Peter Schiff: GDP and Stocks Down, Inflation Up; That Equals Recession
GDP contracted in Q1. The stock market has been tanking. The inflationary fire continues to burn. As Peter Schiff explained in his podcast, this all signals a recession. And yet the Federal Reserve is on track to raise interest rates. How is this going to work?
Friday was a bad day for stocks, closing out a bad month for stocks, particularly for the NASDAQ. Peter called it the “tech wreck.”
Peter was warning about the impact of rising interest rates and inflation on tech stocks before the year began. On Friday, the NASDAQ dropped 4.4% in a single day. On the month, the index was down 7.3%. It was the worst month for the NASDAQ since November 2008.
The greatest recession since the Great Depression was just beginning and that’s the last time the NASDAQ had a month this bad.”
But it’s even worse than that. On the year, the NASDAQ is down 17%. It’s the worst first four months of any year since the creation of the NASDAQ in 1971.
So, we had a brutal bear market during the stagflationary decade of the 1970s, yet we just had a first four months of the year that was worse than any four months going back to 1971.”

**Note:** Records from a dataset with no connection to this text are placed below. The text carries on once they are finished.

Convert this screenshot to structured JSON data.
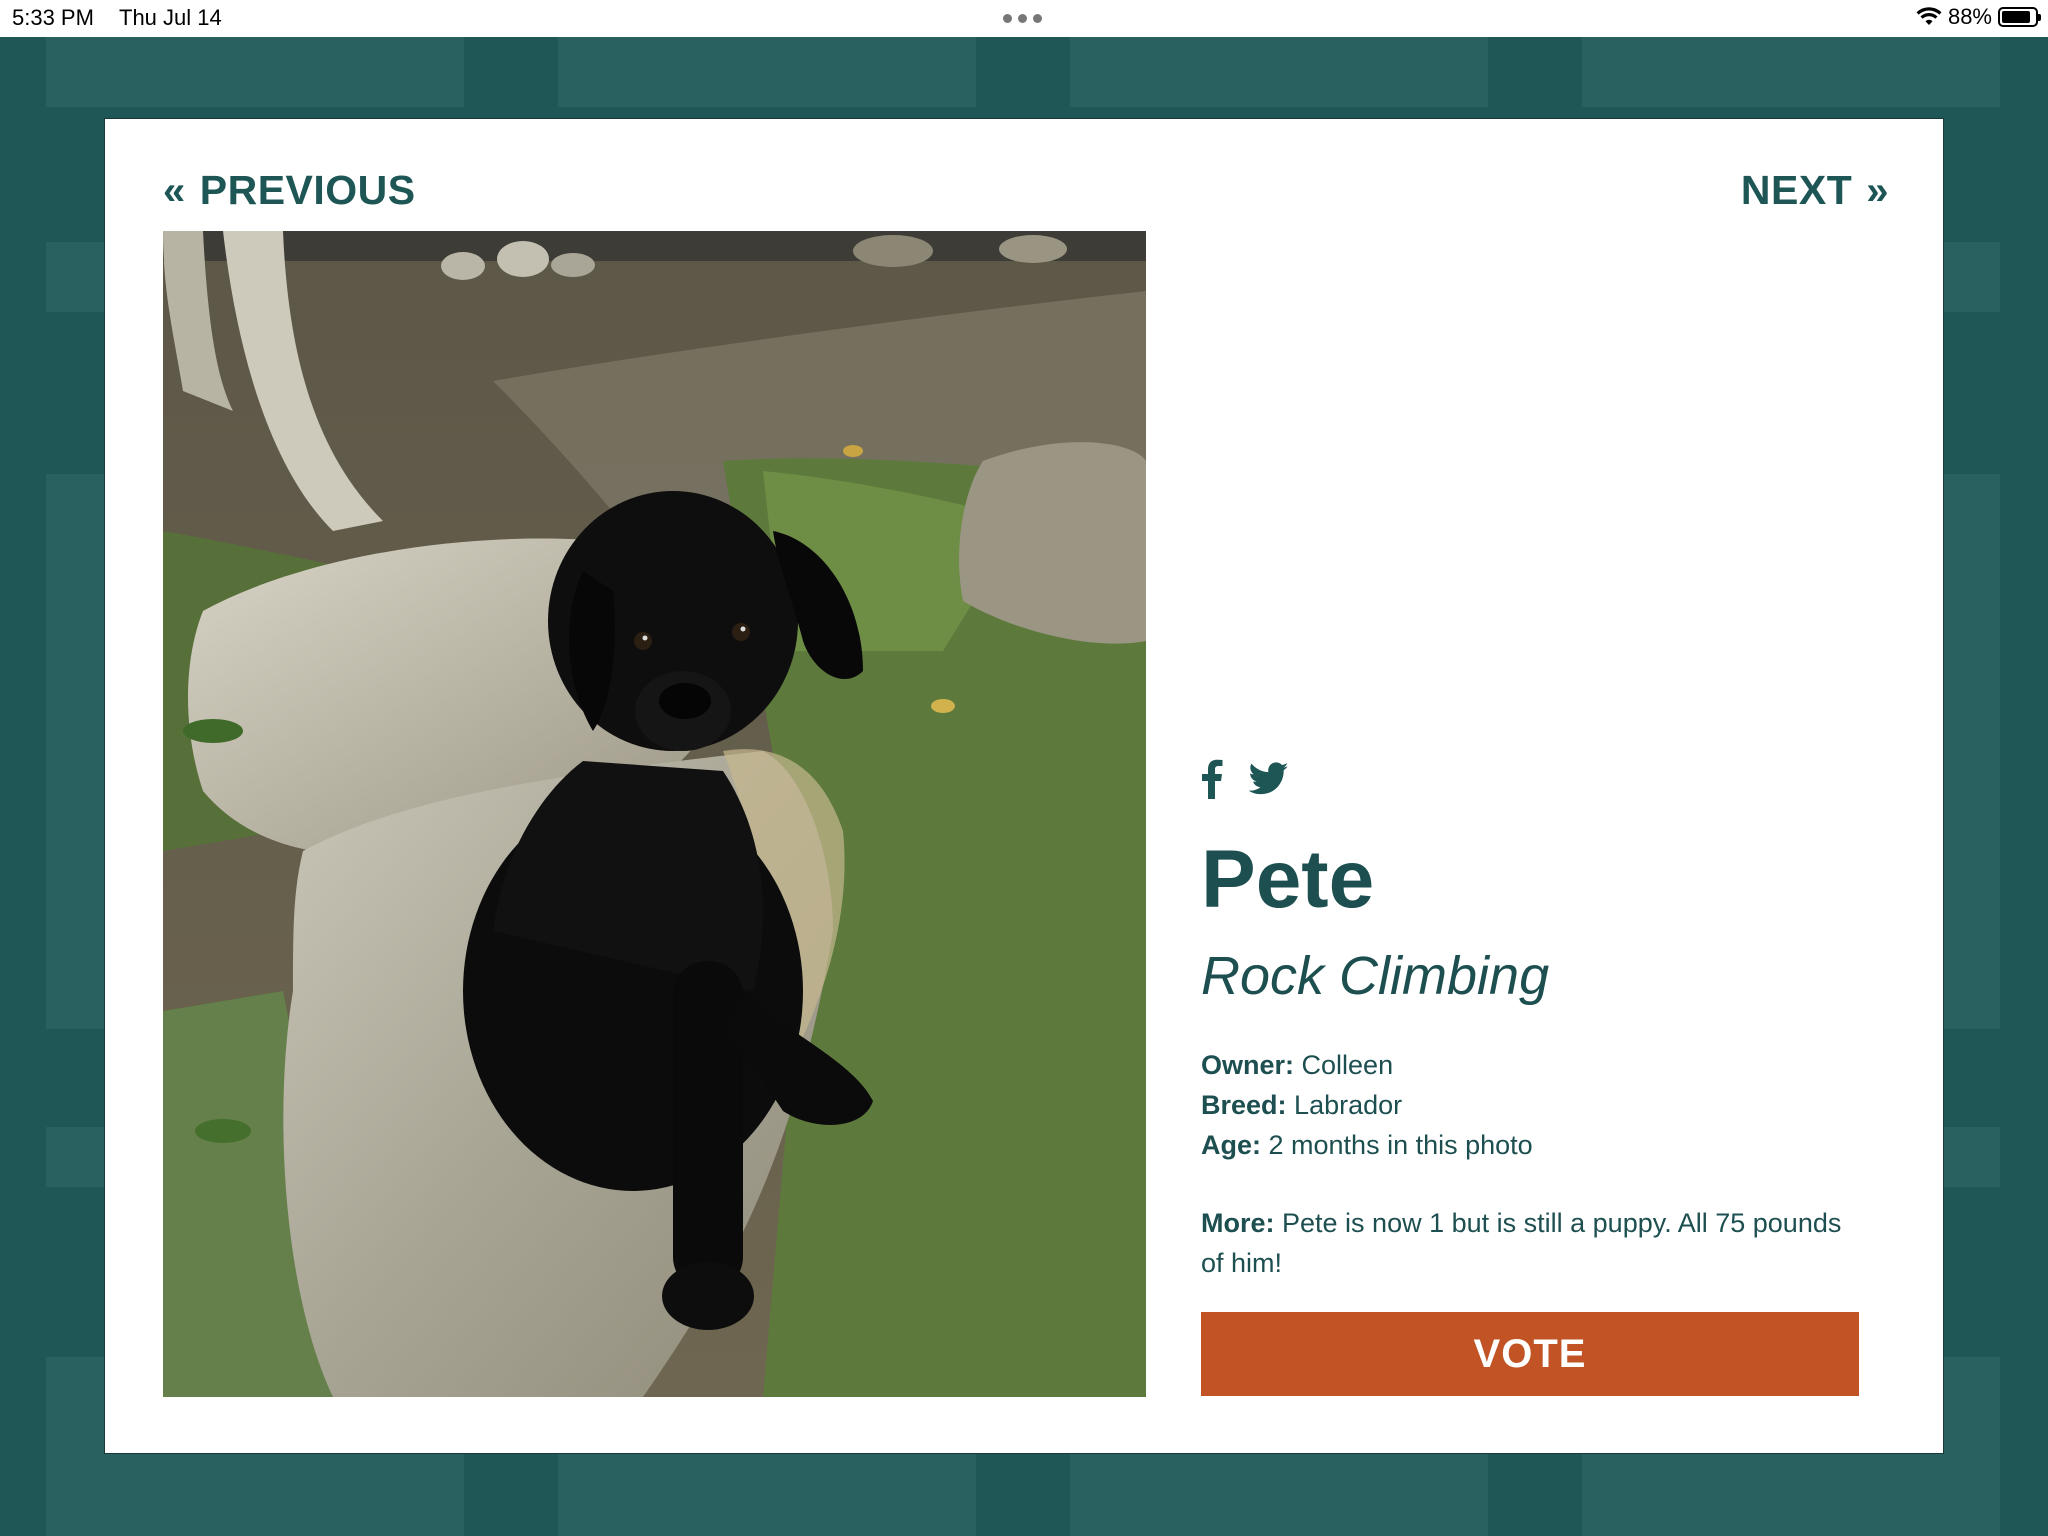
{
  "status_bar": {
    "time": "5:33 PM",
    "date": "Thu Jul 14",
    "battery_percent": "88%",
    "battery_level": 0.88,
    "icons": [
      "wifi-icon",
      "battery-icon",
      "multitask-dots-icon"
    ]
  },
  "nav": {
    "previous_label": "PREVIOUS",
    "next_label": "NEXT",
    "previous_icon": "double-chevron-left-icon",
    "next_icon": "double-chevron-right-icon"
  },
  "photo": {
    "subject": "black labrador puppy sitting on a rock"
  },
  "social": {
    "icons": [
      "facebook-icon",
      "twitter-icon"
    ]
  },
  "pet": {
    "name": "Pete",
    "category": "Rock Climbing",
    "owner_label": "Owner:",
    "owner": "Colleen",
    "breed_label": "Breed:",
    "breed": "Labrador",
    "age_label": "Age:",
    "age": "2 months in this photo",
    "more_label": "More:",
    "more": "Pete is now 1 but is still a puppy. All 75 pounds of him!"
  },
  "vote_button": {
    "label": "VOTE"
  },
  "colors": {
    "background": "#1f5656",
    "text_accent": "#1e4f50",
    "vote_button": "#c15325"
  }
}
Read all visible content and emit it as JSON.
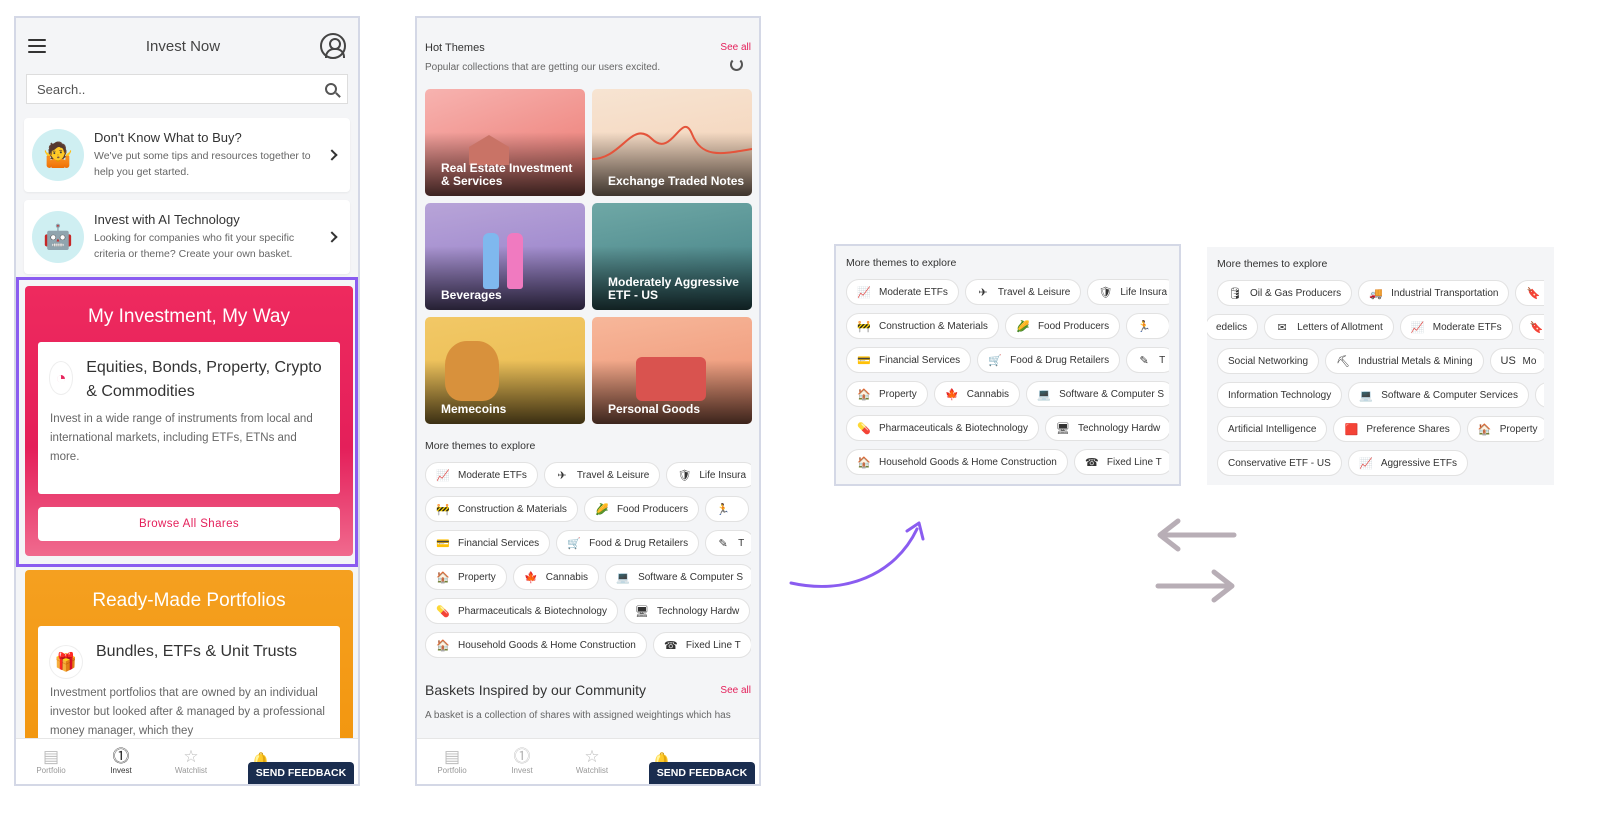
{
  "phone1": {
    "header_title": "Invest Now",
    "search_placeholder": "Search..",
    "cards": [
      {
        "title": "Don't Know What to Buy?",
        "desc": "We've put some tips and resources together to help you get started."
      },
      {
        "title": "Invest with AI Technology",
        "desc": "Looking for companies who fit your specific criteria or theme? Create your own basket."
      }
    ],
    "my_investment": {
      "title": "My Investment, My Way",
      "heading": "Equities, Bonds, Property, Crypto & Commodities",
      "desc": "Invest in a wide range of instruments from local and international markets, including ETFs, ETNs and more.",
      "button": "Browse All Shares"
    },
    "ready_made": {
      "title": "Ready-Made Portfolios",
      "heading": "Bundles, ETFs & Unit Trusts",
      "desc": "Investment portfolios that are owned by an individual investor but looked after & managed by a professional money manager, which they"
    }
  },
  "nav": {
    "items": [
      "Portfolio",
      "Invest",
      "Watchlist"
    ],
    "feedback": "SEND FEEDBACK"
  },
  "phone2": {
    "hot_themes_title": "Hot Themes",
    "see_all": "See all",
    "hot_themes_sub": "Popular collections that are getting our users excited.",
    "tiles": [
      "Real Estate Investment & Services",
      "Exchange Traded Notes",
      "Beverages",
      "Moderately Aggressive ETF - US",
      "Memecoins",
      "Personal Goods"
    ],
    "more_themes_title": "More themes to explore",
    "community_title": "Baskets Inspired by our Community",
    "community_desc": "A basket is a collection of shares with assigned weightings which has"
  },
  "chips_left": [
    [
      "Moderate ETFs",
      "Travel & Leisure",
      "Life Insura"
    ],
    [
      "Construction & Materials",
      "Food Producers",
      ""
    ],
    [
      "Financial Services",
      "Food & Drug Retailers",
      "T"
    ],
    [
      "Property",
      "Cannabis",
      "Software & Computer S"
    ],
    [
      "Pharmaceuticals & Biotechnology",
      "Technology Hardw"
    ],
    [
      "Household Goods & Home Construction",
      "Fixed Line T"
    ]
  ],
  "panel_right": {
    "title": "More themes to explore",
    "rows": [
      [
        "Oil & Gas Producers",
        "Industrial Transportation",
        ""
      ],
      [
        "edelics",
        "Letters of Allotment",
        "Moderate ETFs",
        ""
      ],
      [
        "Social Networking",
        "Industrial Metals & Mining",
        "Mo"
      ],
      [
        "Information Technology",
        "Software & Computer Services",
        ""
      ],
      [
        "Artificial Intelligence",
        "Preference Shares",
        "Property"
      ],
      [
        "Conservative ETF - US",
        "Aggressive ETFs"
      ]
    ]
  },
  "colors": {
    "accent_pink": "#e41f5a",
    "accent_orange": "#f2950d",
    "highlight_purple": "#8a5cf0",
    "feedback_navy": "#1a2d4f"
  }
}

The NASDAQ is down 23.4% from its high, officially deep in bear market territory, with all four of the FANG stocks dropping into bear market territory. Amazon had an awful day Friday after releasing disappointing earnings data. Peter said the problems for Amazon are just getting started.
Americans are broke. Amazon makes money selling products, of course, not just to Americans but all over the world. But consumers are broke. They’re spending too much money on food. They’re spending too much money on gas. Most people don’t buy their groceries and their gas on Amazon. They buy other things on Amazon, and they don’t have any money left over after they pay for food and energy, after they pay for their rent.”
Meanwhile, Netflix is down 73% from its peak. Facebook and Google are also down big. These are the stocks that everybody has been buying for the last several years.
Everybody was investing in the rear-view mirror instead of looking through the windshield at what lies ahead. And so, this is particularly significant for the reverse wealth effect as a lot of Americans watch their stock market wealth go up in smoke.”
Looking at the stock market more broadly, the S&P 500 was down 3.6% on Friday, leading to a weekly loss of 3.3%. And through the first four months of the year, the S&P 500 is down 13%. That is the worst four-month start to any year since 1939.
You have to go to the Great Depression to find a four-month period at the beginning of a year where the S&P 500 did as poorly as it just did.”
From its peak, the S&P 500 is down 14.3%.
And Peter reminds us that these numbers are not adjusted for inflation.
The stock market is dropping, but prices are rising. So, in real terms, adjusted for the CPI, these losses are far greater than the nominal losses I am talking about right now.”
The Dow Jones dropped 939 points Friday, a 2.8% decline on the day. On the year, the Dow is down 9.2%, and it’s off 10.8% from its high – just in correction territory. The Dow is holding up better than the other index because it has more “value” dividend-paying stocks.
The Russell 2000 is down 11.5% on the year, but 24.2% from last year’s high.
This is significant because the Russell 2000 is more reflective of the domestic US economy. You don’t have a lot of big multi-national companies in the Russell 2000. So, if you’re looking for an indication of the strength of the US economy, and you’re looking at the stock market, the best index to look at is the Russell 2000, and that is the worst-performing index, which should cause a lot of people who have this rosy view of the US economy to question their assumptions.”
Last week, we got the initial GDP data for the first quarter. The projection was for an anemic 1% rise in GDP. Instead, GDP contracted by 1.4% annualized. That hardly screams “strong economy,” But the mainstream tried to spin it that way, claiming collapsing GDP is masking a solid recovery.
Talk about double-speak. That reached a new high, or a new low, depending on your perspective, of propaganda and Wall Street spin.”
The Chicago PMI for April also missed, coming in below projections. The consensus was 61.3. The actual number was 56.4. It wasn’t even within the low end of projections.
We’re getting bad economic numbers showing a slowing economy and yet the inflation numbers continue to heat up, and the Federal Reserve remains on track for a 50 or 75 basis point rate hike this month, claiming the economy is strong enough to handle it.
When you look at the economic data and the weakness in the stock market, how is the Fed still confident that it can raise interest rates without a major recession? We could easily have another negative GDP print in Q2. After all, nobody expected it in Q1. That would officially bring us into a recession. What if the Fed is hiking rates into a recession? How bad will that recession be?
If it’s already this bad and we have interest rates at 0.25%, how much worse is it going to be if interest rates are higher? It seems amazing to me that people are so oblivious to the risk of recession, and how the Fed can be so confident, given how bad the numbers already are, that rate hikes aren’t going to cause a recession because the economy is so much stronger today than it ever has been in the past or at any other time when the Fed has been hiking rates when objectively, just looking at the data, it’s never been this weak.”
The only thing anybody can point to as evidence of economic strength is low unemployment. And that can change quickly.